Directions for this task
The expected output is the complete listing, copied exactly.

-.-.-

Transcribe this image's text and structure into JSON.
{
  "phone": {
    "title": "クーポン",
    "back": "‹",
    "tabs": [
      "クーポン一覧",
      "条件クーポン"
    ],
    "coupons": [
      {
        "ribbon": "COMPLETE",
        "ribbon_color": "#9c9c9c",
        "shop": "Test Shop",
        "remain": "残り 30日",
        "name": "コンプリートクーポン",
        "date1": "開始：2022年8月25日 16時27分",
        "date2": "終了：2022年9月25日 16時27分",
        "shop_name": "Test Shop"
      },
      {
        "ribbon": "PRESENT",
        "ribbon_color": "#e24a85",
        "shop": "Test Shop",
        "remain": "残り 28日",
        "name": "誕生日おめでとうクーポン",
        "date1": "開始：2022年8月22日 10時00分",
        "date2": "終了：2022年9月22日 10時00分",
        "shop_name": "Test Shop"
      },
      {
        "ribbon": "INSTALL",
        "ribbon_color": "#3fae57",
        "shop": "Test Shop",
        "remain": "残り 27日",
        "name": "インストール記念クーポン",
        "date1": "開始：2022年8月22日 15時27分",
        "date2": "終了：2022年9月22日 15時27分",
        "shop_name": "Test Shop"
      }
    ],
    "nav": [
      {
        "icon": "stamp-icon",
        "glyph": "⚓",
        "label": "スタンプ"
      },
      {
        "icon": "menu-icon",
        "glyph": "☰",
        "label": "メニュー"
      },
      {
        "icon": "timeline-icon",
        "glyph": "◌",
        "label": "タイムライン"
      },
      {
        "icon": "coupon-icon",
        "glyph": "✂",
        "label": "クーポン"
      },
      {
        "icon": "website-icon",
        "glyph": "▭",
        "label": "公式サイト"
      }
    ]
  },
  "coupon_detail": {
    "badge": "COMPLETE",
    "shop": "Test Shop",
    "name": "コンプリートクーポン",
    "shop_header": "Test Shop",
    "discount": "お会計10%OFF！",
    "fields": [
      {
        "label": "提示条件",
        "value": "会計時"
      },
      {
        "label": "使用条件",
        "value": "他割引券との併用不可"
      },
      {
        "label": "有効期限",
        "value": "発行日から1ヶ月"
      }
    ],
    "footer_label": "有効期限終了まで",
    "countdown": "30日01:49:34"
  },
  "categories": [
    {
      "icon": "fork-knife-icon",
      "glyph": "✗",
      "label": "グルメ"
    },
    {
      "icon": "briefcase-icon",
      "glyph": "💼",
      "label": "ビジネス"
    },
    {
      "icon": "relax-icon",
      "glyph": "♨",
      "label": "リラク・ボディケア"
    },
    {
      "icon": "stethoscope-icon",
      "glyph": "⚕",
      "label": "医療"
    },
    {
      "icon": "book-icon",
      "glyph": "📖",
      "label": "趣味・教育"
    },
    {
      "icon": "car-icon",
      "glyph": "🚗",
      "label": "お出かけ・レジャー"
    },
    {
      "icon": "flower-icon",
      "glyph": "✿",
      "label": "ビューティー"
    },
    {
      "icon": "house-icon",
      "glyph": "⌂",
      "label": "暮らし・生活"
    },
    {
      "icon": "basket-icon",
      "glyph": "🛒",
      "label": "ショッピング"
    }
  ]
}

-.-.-

Result of the task
Transcribe this image's text and structure into JSON.
{
  "phone": {
    "title": "クーポン",
    "back": "‹",
    "tabs": [
      "クーポン一覧",
      "条件クーポン"
    ],
    "coupons": [
      {
        "ribbon": "COMPLETE",
        "ribbon_color": "#9c9c9c",
        "shop": "Test Shop",
        "remain": "残り 30日",
        "name": "コンプリートクーポン",
        "date1": "開始：2022年8月25日 16時27分",
        "date2": "終了：2022年9月25日 16時27分",
        "shop_name": "Test Shop"
      },
      {
        "ribbon": "PRESENT",
        "ribbon_color": "#e24a85",
        "shop": "Test Shop",
        "remain": "残り 28日",
        "name": "誕生日おめでとうクーポン",
        "date1": "開始：2022年8月22日 10時00分",
        "date2": "終了：2022年9月22日 10時00分",
        "shop_name": "Test Shop"
      },
      {
        "ribbon": "INSTALL",
        "ribbon_color": "#3fae57",
        "shop": "Test Shop",
        "remain": "残り 27日",
        "name": "インストール記念クーポン",
        "date1": "開始：2022年8月22日 15時27分",
        "date2": "終了：2022年9月22日 15時27分",
        "shop_name": "Test Shop"
      }
    ],
    "nav": [
      {
        "icon": "stamp-icon",
        "glyph": "⚓",
        "label": "スタンプ"
      },
      {
        "icon": "menu-icon",
        "glyph": "☰",
        "label": "メニュー"
      },
      {
        "icon": "timeline-icon",
        "glyph": "◌",
        "label": "タイムライン"
      },
      {
        "icon": "coupon-icon",
        "glyph": "✂",
        "label": "クーポン"
      },
      {
        "icon": "website-icon",
        "glyph": "▭",
        "label": "公式サイト"
      }
    ]
  },
  "coupon_detail": {
    "badge": "COMPLETE",
    "shop": "Test Shop",
    "name": "コンプリートクーポン",
    "shop_header": "Test Shop",
    "discount": "お会計10%OFF！",
    "fields": [
      {
        "label": "提示条件",
        "value": "会計時"
      },
      {
        "label": "使用条件",
        "value": "他割引券との併用不可"
      },
      {
        "label": "有効期限",
        "value": "発行日から1ヶ月"
      }
    ],
    "footer_label": "有効期限終了まで",
    "countdown": "30日01:49:34"
  },
  "categories": [
    {
      "icon": "fork-knife-icon",
      "glyph": "✗",
      "label": "グルメ"
    },
    {
      "icon": "briefcase-icon",
      "glyph": "💼",
      "label": "ビジネス"
    },
    {
      "icon": "relax-icon",
      "glyph": "♨",
      "label": "リラク・ボディケア"
    },
    {
      "icon": "stethoscope-icon",
      "glyph": "⚕",
      "label": "医療"
    },
    {
      "icon": "book-icon",
      "glyph": "📖",
      "label": "趣味・教育"
    },
    {
      "icon": "car-icon",
      "glyph": "🚗",
      "label": "お出かけ・レジャー"
    },
    {
      "icon": "flower-icon",
      "glyph": "✿",
      "label": "ビューティー"
    },
    {
      "icon": "house-icon",
      "glyph": "⌂",
      "label": "暮らし・生活"
    },
    {
      "icon": "basket-icon",
      "glyph": "🛒",
      "label": "ショッピング"
    }
  ]
}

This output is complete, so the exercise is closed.